■ **Source data**:
######
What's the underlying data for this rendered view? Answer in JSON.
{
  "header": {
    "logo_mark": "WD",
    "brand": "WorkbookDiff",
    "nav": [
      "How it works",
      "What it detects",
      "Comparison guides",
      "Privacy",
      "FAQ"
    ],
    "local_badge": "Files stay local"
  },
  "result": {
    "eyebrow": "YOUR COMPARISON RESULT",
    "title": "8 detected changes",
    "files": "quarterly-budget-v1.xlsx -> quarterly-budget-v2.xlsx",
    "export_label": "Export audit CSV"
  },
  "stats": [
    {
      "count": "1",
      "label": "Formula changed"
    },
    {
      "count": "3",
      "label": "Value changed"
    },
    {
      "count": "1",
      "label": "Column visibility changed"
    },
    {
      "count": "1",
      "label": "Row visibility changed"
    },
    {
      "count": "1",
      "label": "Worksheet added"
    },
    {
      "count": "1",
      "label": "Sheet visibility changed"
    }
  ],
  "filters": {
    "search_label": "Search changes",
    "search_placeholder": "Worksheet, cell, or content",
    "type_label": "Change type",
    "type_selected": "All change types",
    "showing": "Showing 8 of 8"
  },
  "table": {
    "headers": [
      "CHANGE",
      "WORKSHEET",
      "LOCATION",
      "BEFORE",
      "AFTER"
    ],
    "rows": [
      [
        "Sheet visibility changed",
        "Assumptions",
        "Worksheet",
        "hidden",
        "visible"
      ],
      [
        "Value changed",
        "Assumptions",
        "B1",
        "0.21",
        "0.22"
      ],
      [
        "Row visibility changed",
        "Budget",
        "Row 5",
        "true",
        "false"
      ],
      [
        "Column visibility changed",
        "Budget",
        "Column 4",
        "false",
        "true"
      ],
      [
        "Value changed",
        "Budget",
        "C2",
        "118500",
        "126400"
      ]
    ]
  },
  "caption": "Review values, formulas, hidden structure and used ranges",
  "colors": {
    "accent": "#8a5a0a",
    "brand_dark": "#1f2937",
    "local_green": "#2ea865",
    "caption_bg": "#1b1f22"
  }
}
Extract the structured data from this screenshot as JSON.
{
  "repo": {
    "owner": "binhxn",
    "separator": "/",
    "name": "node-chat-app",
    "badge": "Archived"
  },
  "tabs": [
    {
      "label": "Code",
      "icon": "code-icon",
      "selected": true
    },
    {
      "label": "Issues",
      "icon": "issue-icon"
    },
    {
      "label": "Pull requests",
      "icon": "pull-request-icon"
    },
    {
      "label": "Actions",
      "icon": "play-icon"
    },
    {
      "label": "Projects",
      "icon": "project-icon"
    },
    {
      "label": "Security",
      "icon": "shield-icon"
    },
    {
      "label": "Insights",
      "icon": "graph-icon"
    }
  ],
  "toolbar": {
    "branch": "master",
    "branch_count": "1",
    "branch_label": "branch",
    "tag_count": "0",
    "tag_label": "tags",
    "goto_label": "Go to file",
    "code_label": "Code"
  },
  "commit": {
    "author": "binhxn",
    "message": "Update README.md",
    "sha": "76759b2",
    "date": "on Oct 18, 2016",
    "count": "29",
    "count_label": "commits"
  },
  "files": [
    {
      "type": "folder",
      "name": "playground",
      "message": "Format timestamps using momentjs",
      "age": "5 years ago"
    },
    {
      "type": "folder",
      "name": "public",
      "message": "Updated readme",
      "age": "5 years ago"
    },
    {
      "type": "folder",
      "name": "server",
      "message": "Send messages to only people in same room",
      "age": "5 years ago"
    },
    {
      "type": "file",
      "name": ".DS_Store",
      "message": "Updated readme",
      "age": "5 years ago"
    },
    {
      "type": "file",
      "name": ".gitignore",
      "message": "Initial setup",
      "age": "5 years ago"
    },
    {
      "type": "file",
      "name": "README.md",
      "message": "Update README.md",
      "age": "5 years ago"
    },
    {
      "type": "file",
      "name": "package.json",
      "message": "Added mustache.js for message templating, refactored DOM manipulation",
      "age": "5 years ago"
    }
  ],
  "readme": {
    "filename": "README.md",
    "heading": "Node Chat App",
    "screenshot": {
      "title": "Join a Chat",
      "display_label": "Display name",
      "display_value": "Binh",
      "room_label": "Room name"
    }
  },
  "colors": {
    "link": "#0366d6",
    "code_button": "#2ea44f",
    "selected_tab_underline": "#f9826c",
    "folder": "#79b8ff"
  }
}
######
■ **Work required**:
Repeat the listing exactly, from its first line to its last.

■ **Output of the exercise**:
What's the underlying data for this rendered view? Answer in JSON.
{
  "header": {
    "logo_mark": "WD",
    "brand": "WorkbookDiff",
    "nav": [
      "How it works",
      "What it detects",
      "Comparison guides",
      "Privacy",
      "FAQ"
    ],
    "local_badge": "Files stay local"
  },
  "result": {
    "eyebrow": "YOUR COMPARISON RESULT",
    "title": "8 detected changes",
    "files": "quarterly-budget-v1.xlsx -> quarterly-budget-v2.xlsx",
    "export_label": "Export audit CSV"
  },
  "stats": [
    {
      "count": "1",
      "label": "Formula changed"
    },
    {
      "count": "3",
      "label": "Value changed"
    },
    {
      "count": "1",
      "label": "Column visibility changed"
    },
    {
      "count": "1",
      "label": "Row visibility changed"
    },
    {
      "count": "1",
      "label": "Worksheet added"
    },
    {
      "count": "1",
      "label": "Sheet visibility changed"
    }
  ],
  "filters": {
    "search_label": "Search changes",
    "search_placeholder": "Worksheet, cell, or content",
    "type_label": "Change type",
    "type_selected": "All change types",
    "showing": "Showing 8 of 8"
  },
  "table": {
    "headers": [
      "CHANGE",
      "WORKSHEET",
      "LOCATION",
      "BEFORE",
      "AFTER"
    ],
    "rows": [
      [
        "Sheet visibility changed",
        "Assumptions",
        "Worksheet",
        "hidden",
        "visible"
      ],
      [
        "Value changed",
        "Assumptions",
        "B1",
        "0.21",
        "0.22"
      ],
      [
        "Row visibility changed",
        "Budget",
        "Row 5",
        "true",
        "false"
      ],
      [
        "Column visibility changed",
        "Budget",
        "Column 4",
        "false",
        "true"
      ],
      [
        "Value changed",
        "Budget",
        "C2",
        "118500",
        "126400"
      ]
    ]
  },
  "caption": "Review values, formulas, hidden structure and used ranges",
  "colors": {
    "accent": "#8a5a0a",
    "brand_dark": "#1f2937",
    "local_green": "#2ea865",
    "caption_bg": "#1b1f22"
  }
}
Extract the structured data from this screenshot as JSON.
{
  "repo": {
    "owner": "binhxn",
    "separator": "/",
    "name": "node-chat-app",
    "badge": "Archived"
  },
  "tabs": [
    {
      "label": "Code",
      "icon": "code-icon",
      "selected": true
    },
    {
      "label": "Issues",
      "icon": "issue-icon"
    },
    {
      "label": "Pull requests",
      "icon": "pull-request-icon"
    },
    {
      "label": "Actions",
      "icon": "play-icon"
    },
    {
      "label": "Projects",
      "icon": "project-icon"
    },
    {
      "label": "Security",
      "icon": "shield-icon"
    },
    {
      "label": "Insights",
      "icon": "graph-icon"
    }
  ],
  "toolbar": {
    "branch": "master",
    "branch_count": "1",
    "branch_label": "branch",
    "tag_count": "0",
    "tag_label": "tags",
    "goto_label": "Go to file",
    "code_label": "Code"
  },
  "commit": {
    "author": "binhxn",
    "message": "Update README.md",
    "sha": "76759b2",
    "date": "on Oct 18, 2016",
    "count": "29",
    "count_label": "commits"
  },
  "files": [
    {
      "type": "folder",
      "name": "playground",
      "message": "Format timestamps using momentjs",
      "age": "5 years ago"
    },
    {
      "type": "folder",
      "name": "public",
      "message": "Updated readme",
      "age": "5 years ago"
    },
    {
      "type": "folder",
      "name": "server",
      "message": "Send messages to only people in same room",
      "age": "5 years ago"
    },
    {
      "type": "file",
      "name": ".DS_Store",
      "message": "Updated readme",
      "age": "5 years ago"
    },
    {
      "type": "file",
      "name": ".gitignore",
      "message": "Initial setup",
      "age": "5 years ago"
    },
    {
      "type": "file",
      "name": "README.md",
      "message": "Update README.md",
      "age": "5 years ago"
    },
    {
      "type": "file",
      "name": "package.json",
      "message": "Added mustache.js for message templating, refactored DOM manipulation",
      "age": "5 years ago"
    }
  ],
  "readme": {
    "filename": "README.md",
    "heading": "Node Chat App",
    "screenshot": {
      "title": "Join a Chat",
      "display_label": "Display name",
      "display_value": "Binh",
      "room_label": "Room name"
    }
  },
  "colors": {
    "link": "#0366d6",
    "code_button": "#2ea44f",
    "selected_tab_underline": "#f9826c",
    "folder": "#79b8ff"
  }
}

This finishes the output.